|Focus oftuberculosis in chest radiograph||5 (2.3)||4(1.9)||0.23|
|Present cigarette smoker||19 (8.6)||25 (11.6)||0.13|
|Past cigarette smoker||29 (13.3)||37 (17.3)||0.18|
|FEVj % of predicted||95.6 ± 9.8||87.2 ± 11.3||0.11|
|PD20, |xmol/L||10.8 ± 1.9||inCN±cr||< 0.001|
|Peripheral eosinophil count, X 106/L||104.6 ± 63.5||289.4 ± 87.2||< 0.001|
Table 2—Comparison of Tuberculin Reactivity Between Healthy and Asthma-Rhinitis Subjects
|Induration size, mm||HealthySubjects||Asthma-RhinitisSubjects||x2||p Value|
|<5||71 (32.3)||69 (32.2)||0.009||0.99|
|5-10||112 (50.9)||108 (50.5)||0.0002||0.99|
|15-20||6 (2.7)||5 (2.3)||0.07||0.79|
|> 20||2 (0.9)||3(1.4)||0.23||0.62|
Table 3—Comparison of BCG Scars Between Atopic and Nonatopic Subjects in Healthy and Asthma-Rhinitis Groups
Table 4—Distribution of Tuberculin Reactivity (> 5 mm of Induration), BCG Scars, and Tuberculosis Exposure Between Atopic and Nonatopic Subjects in Healthy, Asthma-Rhinitis Groups

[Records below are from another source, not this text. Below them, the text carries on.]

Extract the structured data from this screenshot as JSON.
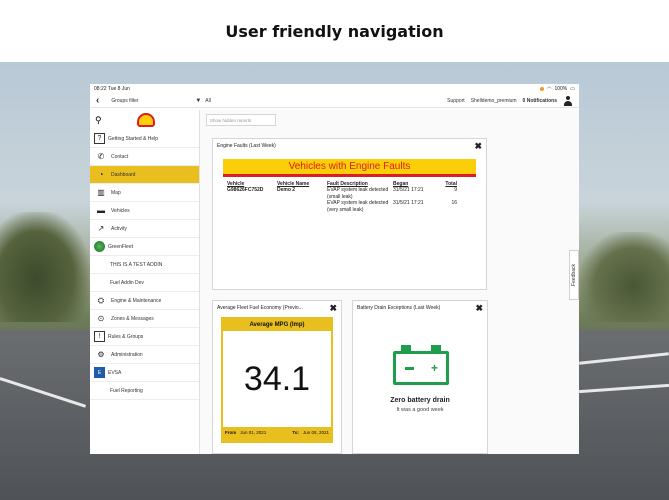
{
  "headline": "User friendly navigation",
  "status_bar": {
    "time": "08:22",
    "date": "Tue 8 Jun",
    "battery": "100%"
  },
  "top_bar": {
    "groups_filter": "Groups filter",
    "all": "All",
    "support": "Support",
    "user": "Shelldemo_premium",
    "notifications": "0 Notifications"
  },
  "sidebar": {
    "items": [
      {
        "label": "Getting Started & Help",
        "icon": "help-icon"
      },
      {
        "label": "Contact",
        "icon": "phone-icon"
      },
      {
        "label": "Dashboard",
        "icon": "dashboard-icon",
        "active": true
      },
      {
        "label": "Map",
        "icon": "map-icon"
      },
      {
        "label": "Vehicles",
        "icon": "truck-icon"
      },
      {
        "label": "Activity",
        "icon": "activity-icon"
      },
      {
        "label": "GreenFleet",
        "icon": "globe-icon"
      },
      {
        "label": "THIS IS A TEST ADDIN"
      },
      {
        "label": "Fuel Addin Dev"
      },
      {
        "label": "Engine & Maintenance",
        "icon": "engine-icon"
      },
      {
        "label": "Zones & Messages",
        "icon": "pin-icon"
      },
      {
        "label": "Rules & Groups",
        "icon": "exclamation-icon"
      },
      {
        "label": "Administration",
        "icon": "gear-icon"
      },
      {
        "label": "EVSA",
        "icon": "evsa-icon"
      },
      {
        "label": "Fuel Reporting"
      }
    ]
  },
  "main": {
    "show_hidden_reports": "Show hidden reports",
    "engine_faults": {
      "title": "Engine Faults (Last Week)",
      "banner": "Vehicles with Engine Faults",
      "headers": {
        "vehicle": "Vehicle",
        "vehicle_name": "Vehicle Name",
        "fault": "Fault Description",
        "began": "Began",
        "total": "Total"
      },
      "rows": [
        {
          "vehicle": "G98626FC752D",
          "vehicle_name": "Demo 2",
          "fault": "EVAP system leak detected (small leak)",
          "began": "31/5/21 17:21",
          "total": "9"
        },
        {
          "vehicle": "",
          "vehicle_name": "",
          "fault": "EVAP system leak detected (very small leak)",
          "began": "31/5/21 17:21",
          "total": "16"
        }
      ]
    },
    "fuel_economy": {
      "title": "Average Fleet Fuel Economy (Previo...",
      "box_title": "Average MPG (Imp)",
      "value": "34.1",
      "from_label": "From",
      "from_date": "Jun 01, 2021",
      "to_label": "To:",
      "to_date": "Jun 08, 2021"
    },
    "battery_drain": {
      "title": "Battery Drain Exceptions (Last Week)",
      "message": "Zero battery drain",
      "sub": "It was a good week"
    },
    "feedback": "Feedback"
  }
}
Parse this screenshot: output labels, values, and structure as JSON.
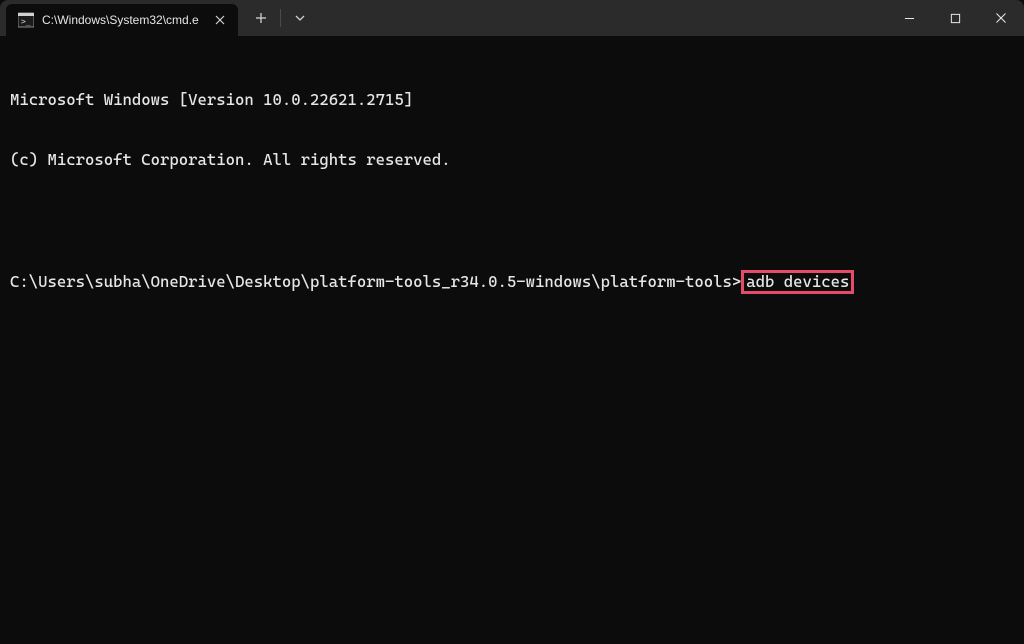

|PPD a 5 mm|
|PPD a 5 mm with BCG scars|
|PPD a 5 mm with BCG scars andtuberculosisexposure|
Table 5—Logistic Regression Analysis of Relationship Between Tuberculin Skin Reactivity and Serum-Total IgE, Serum-Specific IgE to DP and DF, Skin Response to DP and DF, as Well as PD20 in All Subjects
|Variables||PPD a 5 mm||PPD a 10 mm|
|1OR||95% CI||p Value||OR||95% CI||p Value|
|Log serum-total IgE||0.771||0.308-1.934||0.581||1.071||0.505-2.276||0.859|
|Log serum-specific IgE to DP||0.362||0.031-4.183||0.432||0.536||0.051-5.586||0.602|
|Log serum-specific IgE to DF||0.620||0.208-3.026||0.471||0.427||0.126-6.182||0.774|
|SPT response to DP||0.941||0.728-1.218||0.645||0.790||0.639-1.697||0.092|
|SPT response to DF||1.200||0.728-1.218||0.086||1.227||0.836-1.452||0.081|
Figure 1. Linear regression between tuberculin skin reactivity and PD20 (top, A) and serum-total IgE (bottom,, B) from all subjects. Solid diamonds indicate healthy subjects; open squares indicate asthma-rhinitis subjects.